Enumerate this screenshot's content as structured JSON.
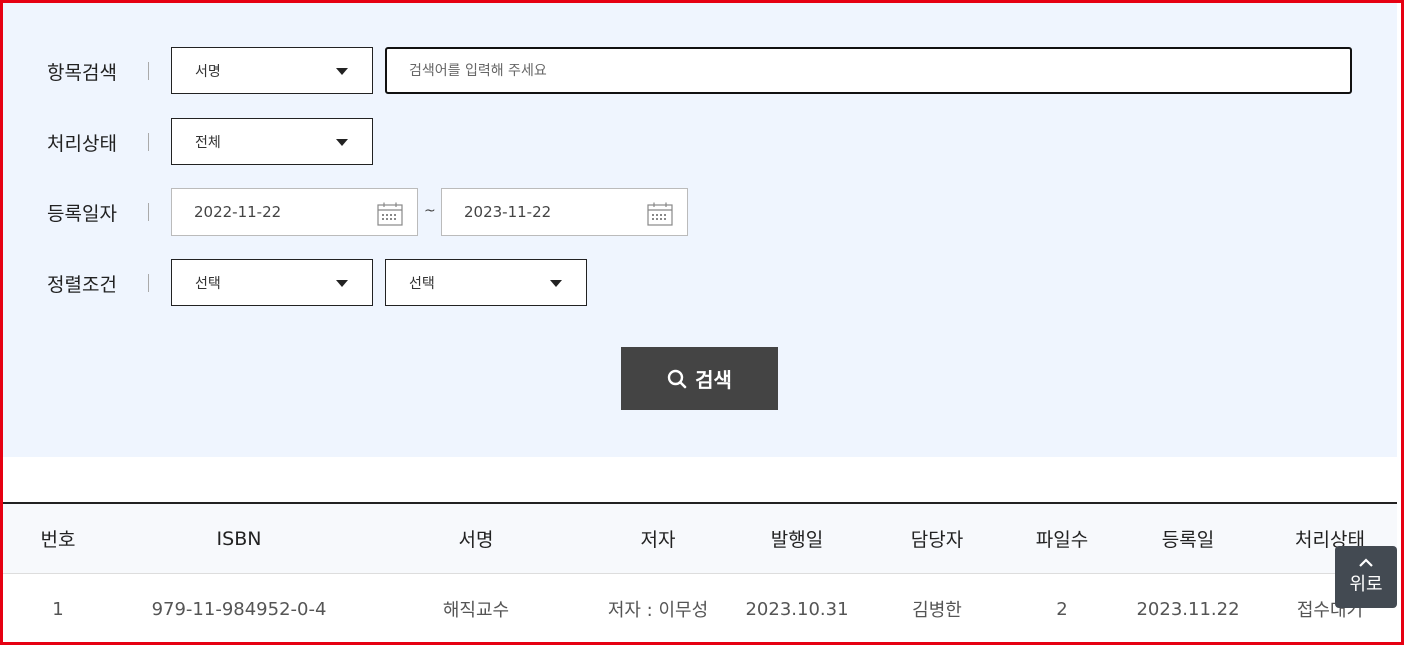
{
  "search": {
    "field_label": "항목검색",
    "field_select": "서명",
    "keyword_placeholder": "검색어를 입력해 주세요",
    "status_label": "처리상태",
    "status_select": "전체",
    "date_label": "등록일자",
    "date_from": "2022-11-22",
    "date_separator": "~",
    "date_to": "2023-11-22",
    "sort_label": "정렬조건",
    "sort_select_1": "선택",
    "sort_select_2": "선택",
    "search_button": "검색"
  },
  "table": {
    "headers": [
      "번호",
      "ISBN",
      "서명",
      "저자",
      "발행일",
      "담당자",
      "파일수",
      "등록일",
      "처리상태"
    ],
    "rows": [
      [
        "1",
        "979-11-984952-0-4",
        "해직교수",
        "저자 : 이무성",
        "2023.10.31",
        "김병한",
        "2",
        "2023.11.22",
        "접수대기"
      ]
    ]
  },
  "top_button": "위로",
  "icons": {
    "dropdown": "caret-down-icon",
    "calendar": "calendar-icon",
    "search": "search-icon",
    "top": "chevron-up-icon"
  }
}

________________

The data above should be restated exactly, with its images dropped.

- **Result of this task**:
Enumerate this screenshot's content as structured JSON.
{
  "search": {
    "field_label": "항목검색",
    "field_select": "서명",
    "keyword_placeholder": "검색어를 입력해 주세요",
    "status_label": "처리상태",
    "status_select": "전체",
    "date_label": "등록일자",
    "date_from": "2022-11-22",
    "date_separator": "~",
    "date_to": "2023-11-22",
    "sort_label": "정렬조건",
    "sort_select_1": "선택",
    "sort_select_2": "선택",
    "search_button": "검색"
  },
  "table": {
    "headers": [
      "번호",
      "ISBN",
      "서명",
      "저자",
      "발행일",
      "담당자",
      "파일수",
      "등록일",
      "처리상태"
    ],
    "rows": [
      [
        "1",
        "979-11-984952-0-4",
        "해직교수",
        "저자 : 이무성",
        "2023.10.31",
        "김병한",
        "2",
        "2023.11.22",
        "접수대기"
      ]
    ]
  },
  "top_button": "위로",
  "icons": {
    "dropdown": "caret-down-icon",
    "calendar": "calendar-icon",
    "search": "search-icon",
    "top": "chevron-up-icon"
  }
}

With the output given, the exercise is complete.